The Harrod-Domar growth model, which was coined in the aftermath of the Great Depression in the US, basically states that there is direct link between economic growth and investment. The model assumes that investment of certain rupees will help a country produce certain volume of goods and services.

Based on this assumption, economists coined Incremental Capital Output Ratio, or ICOR, which outlines additional unit of capital or investment that is needed to produce an additional unit of output. Nepal’s ICOR, according to NPC’s latest five-year plan, stands at 4.9. This means investment of every Rs 4.9 will raise output, or gross domestic product, by Re 1. It was on this assumption the NPC said the country needed to make capital investment of Rs 9.3 trillion in the next five years to attain average annual growth rate of 9.6 per cent between the fiscals 2019-20 and 2023-24.

“At best, ICOR can provide a very, very rough estimate of investment requirement for economic growth. So, total dependency on ICOR could mislead the public because it does not take factors such as availability of workers, labour productivity or human capital into account,” said another former NPC vice chairman, Shankar Sharma.

ICOR, therefore, is not a predictor of growth target, two senior economists associated with multilateral lending institutions said on condition of anonymity.

Globally, only 11 per cent of 138 countries surveyed between 1950 and 1992 reported “positive and significant relationship” between growth and investment, according to former World Bank economist William Easterly’s paper, ‘The Ghost of Financing Gap: How the Harrod-Domar Growth Model Still Haunts Development Economics’, published in the reputed Journal of Development Economics in December 1999.
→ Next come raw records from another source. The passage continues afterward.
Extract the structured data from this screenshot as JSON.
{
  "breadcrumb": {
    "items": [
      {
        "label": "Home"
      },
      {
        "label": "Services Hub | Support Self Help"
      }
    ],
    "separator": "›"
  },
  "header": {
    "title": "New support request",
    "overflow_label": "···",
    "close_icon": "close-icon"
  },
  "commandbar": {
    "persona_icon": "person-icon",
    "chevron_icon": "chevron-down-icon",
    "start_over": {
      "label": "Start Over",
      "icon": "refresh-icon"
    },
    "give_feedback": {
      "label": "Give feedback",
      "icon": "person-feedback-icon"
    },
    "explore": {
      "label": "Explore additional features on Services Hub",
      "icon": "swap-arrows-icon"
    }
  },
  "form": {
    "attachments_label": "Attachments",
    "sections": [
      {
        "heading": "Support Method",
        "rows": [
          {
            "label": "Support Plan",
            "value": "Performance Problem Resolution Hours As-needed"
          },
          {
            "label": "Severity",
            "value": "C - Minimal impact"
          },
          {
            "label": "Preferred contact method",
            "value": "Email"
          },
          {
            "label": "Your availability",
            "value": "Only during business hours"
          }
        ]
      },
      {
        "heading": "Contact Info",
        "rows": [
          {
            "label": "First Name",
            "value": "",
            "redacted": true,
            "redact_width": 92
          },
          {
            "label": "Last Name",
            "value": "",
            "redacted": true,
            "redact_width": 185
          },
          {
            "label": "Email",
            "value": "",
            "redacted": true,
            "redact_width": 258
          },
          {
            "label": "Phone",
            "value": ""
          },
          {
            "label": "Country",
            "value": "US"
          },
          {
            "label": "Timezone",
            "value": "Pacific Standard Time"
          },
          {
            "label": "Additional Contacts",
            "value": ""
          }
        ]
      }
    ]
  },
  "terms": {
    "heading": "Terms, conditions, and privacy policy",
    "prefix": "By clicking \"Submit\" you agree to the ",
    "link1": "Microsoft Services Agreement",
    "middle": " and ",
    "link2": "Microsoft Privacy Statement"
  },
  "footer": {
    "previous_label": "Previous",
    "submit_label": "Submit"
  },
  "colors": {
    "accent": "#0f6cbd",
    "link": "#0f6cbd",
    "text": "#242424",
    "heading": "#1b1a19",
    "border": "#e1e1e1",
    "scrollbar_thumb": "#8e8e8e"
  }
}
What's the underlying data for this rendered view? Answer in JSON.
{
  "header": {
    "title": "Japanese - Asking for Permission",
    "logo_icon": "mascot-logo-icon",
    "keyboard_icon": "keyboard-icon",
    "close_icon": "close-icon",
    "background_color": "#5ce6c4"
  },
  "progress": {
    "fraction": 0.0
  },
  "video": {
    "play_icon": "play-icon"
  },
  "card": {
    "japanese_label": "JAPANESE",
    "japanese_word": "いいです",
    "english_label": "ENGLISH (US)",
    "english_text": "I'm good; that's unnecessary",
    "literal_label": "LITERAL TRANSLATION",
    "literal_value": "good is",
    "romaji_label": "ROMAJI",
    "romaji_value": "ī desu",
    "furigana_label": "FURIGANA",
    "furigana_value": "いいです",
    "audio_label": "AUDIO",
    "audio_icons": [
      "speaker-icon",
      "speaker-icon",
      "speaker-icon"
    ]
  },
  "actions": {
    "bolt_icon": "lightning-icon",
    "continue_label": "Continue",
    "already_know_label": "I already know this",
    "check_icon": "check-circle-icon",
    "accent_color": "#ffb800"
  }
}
Guyana’s experience is striking: The country’s total GDP fell sharply from 1980 to 1990 even when investment increased from 30 per cent to 42 per cent of GDP.

This is the reason why the model has fallen out of favour in academic literature, states Easterly’s paper.

Yet Nepal has been using it for years.

“This is because the model makes a very simple prediction that economic growth is proportional to the share of investment spending,” said Pushpa Shakya, former NPC joint secretary, who still helps the government to derive ICOR.

Yet he could not vouch on the model’s accuracy.

“Yes, the model has limitations,” said Shakya.

“But we do not have reliable data on productivity, price, distributive effects, linkages between various sectors and so on to use sophisticated models. If we have those data our predictions on investment needs and growth will be more accurate.”

This implies government’s investment needs for the next five years are based on an imagined growth target and an unverifiable assumption about ICOR, according to Wagle.

He said economists needed to speak the language of “uncertainty and confidence intervals” because “illusory numbers about investment needs can misallocate resources and distort priorities”.